Young actress Quvenzhané Wallis was one of many women subjected to derogatory misogynist “jokes” during this year’s Academy Awards ceremony. Those directed at her were particularly vicious. When the satirical website The Onion tweeted that she was a c***, and host Seth McFarlane made a remark with paedophilic overtones connecting Wallis with George Clooney, her age and gender were the apparent sources of prejudice against the nine-year-old.
Outrage rightly erupted, and The Onion has now apologised. Few commentators in the mainstream media, however, have made links between the way in which Wallis was singled out and her race.
What’s in a name?
As well as the insults directed at Wallis during the ceremony, some reporters professed they could not pronounce her name before it. One Academy member even claimed not to have voted for her because of it.
Names are important markers of our identities, of who we are as people, but they can also be used to discriminate. A recent Harvard University study showed that searching for names considered “Afro-American” on Google generated ads for companies such as Instant Checkmate, a company that checks criminal records for customers.
There’s no doubt Quvenzhané Wallis’ name marks her as racially different to the other nominees for Best Actress. Yes, all the nominees in this category were the indirect, if not direct, targets of ridicule during the Oscars ceremony – McFarlane’s opening musical number We Saw Your Boobs was just one example of this. But being African-America, Wallis was the target of a direct, multi-layered attack.
Marginalising women of colour
The way Wallis was marginalised and denigrated before and during the ceremony reflects an insidious culture in Hollywood, and in our culture more broadly. Wallis’ role could only have been played by a black actor, but there is a marked tendency in Hollywood movies to either minimise or write out black stories if at all possible.
Steven Spielberg’s Lincoln, nominated for 12 Academy Awards, tells the story of the 16th American president’s fight to end slavery. It does so, however, in a way that confines African American characters in only the most minor roles. Significant historical figures such as Frederick Douglass, an escaped slave and passionate advocate for abolition, are entirely absent. As Michael Swank has pointed out in The Washington Post, those characters who do appear – Elizabeth Keckley and Lydia Hamilton Smith – are shortchanged.
Rather than being marginalised, often non-white characters are simply written out of films.

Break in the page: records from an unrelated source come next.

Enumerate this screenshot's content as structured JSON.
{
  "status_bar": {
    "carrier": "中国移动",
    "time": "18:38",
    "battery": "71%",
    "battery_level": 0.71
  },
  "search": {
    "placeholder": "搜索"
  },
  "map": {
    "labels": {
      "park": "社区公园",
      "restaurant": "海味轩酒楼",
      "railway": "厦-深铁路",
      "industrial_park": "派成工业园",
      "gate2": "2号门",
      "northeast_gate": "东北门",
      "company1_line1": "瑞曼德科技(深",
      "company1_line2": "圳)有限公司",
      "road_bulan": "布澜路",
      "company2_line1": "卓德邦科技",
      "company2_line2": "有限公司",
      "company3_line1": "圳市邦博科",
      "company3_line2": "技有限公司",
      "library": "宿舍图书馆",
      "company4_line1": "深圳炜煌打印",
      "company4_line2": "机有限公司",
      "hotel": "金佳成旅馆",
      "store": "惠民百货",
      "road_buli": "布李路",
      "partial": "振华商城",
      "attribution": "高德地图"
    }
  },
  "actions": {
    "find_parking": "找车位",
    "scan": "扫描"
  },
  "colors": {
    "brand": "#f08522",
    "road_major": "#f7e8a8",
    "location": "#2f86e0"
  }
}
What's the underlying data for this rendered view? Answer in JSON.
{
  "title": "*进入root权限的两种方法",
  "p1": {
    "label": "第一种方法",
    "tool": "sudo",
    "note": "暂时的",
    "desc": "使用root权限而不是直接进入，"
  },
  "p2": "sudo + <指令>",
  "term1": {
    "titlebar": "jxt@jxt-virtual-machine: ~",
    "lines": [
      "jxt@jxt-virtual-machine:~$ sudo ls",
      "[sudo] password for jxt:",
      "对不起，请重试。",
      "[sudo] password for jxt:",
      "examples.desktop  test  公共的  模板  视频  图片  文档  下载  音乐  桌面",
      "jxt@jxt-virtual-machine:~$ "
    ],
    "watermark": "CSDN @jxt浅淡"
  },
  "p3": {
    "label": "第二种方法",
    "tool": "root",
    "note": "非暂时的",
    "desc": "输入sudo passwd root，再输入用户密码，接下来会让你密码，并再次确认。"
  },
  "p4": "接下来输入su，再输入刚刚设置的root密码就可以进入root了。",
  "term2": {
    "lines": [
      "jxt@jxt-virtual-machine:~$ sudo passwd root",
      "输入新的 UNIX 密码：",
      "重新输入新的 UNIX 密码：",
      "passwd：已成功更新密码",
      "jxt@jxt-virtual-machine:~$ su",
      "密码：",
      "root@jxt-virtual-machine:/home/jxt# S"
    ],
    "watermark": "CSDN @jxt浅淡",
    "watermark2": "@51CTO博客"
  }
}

A particularly infamous example of this was M. Night Shyamalan’s 2010 The Last Airbender, based on Nickelodeon’s animated film Avatar: The Last Airbender. The cast of the Shyamalan film originally comprised only white actors, whereas the preceding animated series featured four protagonists of Asian and Inuit backgrounds. A later cast change saw a non-white character included. Perhaps unsurprisingly, that character was the villain.
This “white-washing” outraged fans so much that it sparked an online political campaign against a phenomenon that came to be known as “racebending” – choosing white actors to play characters who were originally not white.
Audiences, however, are not universally in favour of diversity in Hollywood movies. The choice of a black actor, Idris Elba, to play Norse god Heimdahl in the movie Thor drew some extremely negative responses, including calls to boycott.
African American cast members in The Hunger Games (2012) accurately represented the characters in Suzanne Collin’s books. Some fans nonetheless complained that they had been included for politically correct reasons only.
Conversely, The Hunger Games also attracted attention because the casting call for Katniss Everdeen – who is described as having olive skin and dark hair in the novel – requested only “Caucasian” actresses.
This final example garnered enough attention for coverage to eventually find its way into The Huffington Post, but went no further.
Last week, controversy was raised by racial stereotyping in a casting call for the Ewan McGregor movie Son of a Gun, currently shooting in Western Australia.
Post-race? We wish
Some, if not all, of the controversies outlined here attracted attention from the mainstream media. But these brief stories about race in Hollywood are rare breakthroughs for a major issue that generally goes uncovered.
The silence around these issues reinforces the idea that race doesn’t matter. And audience responses, such as those to The Hunger Games, demonstrate that a post-race society is at best wishful thinking.
And so, when a nine year-old African American girl with an “unusual” name was attacked by a white, male host, all we talked about was gender.
Race was the largely undiscussed source of prejudice at this year’s Oscars. Audiences and opinion makers must recognise and reject racism’s ugly presence if it is to be truly eradicated.
Perhaps we could all start by learning to pronounce Quvenzhané.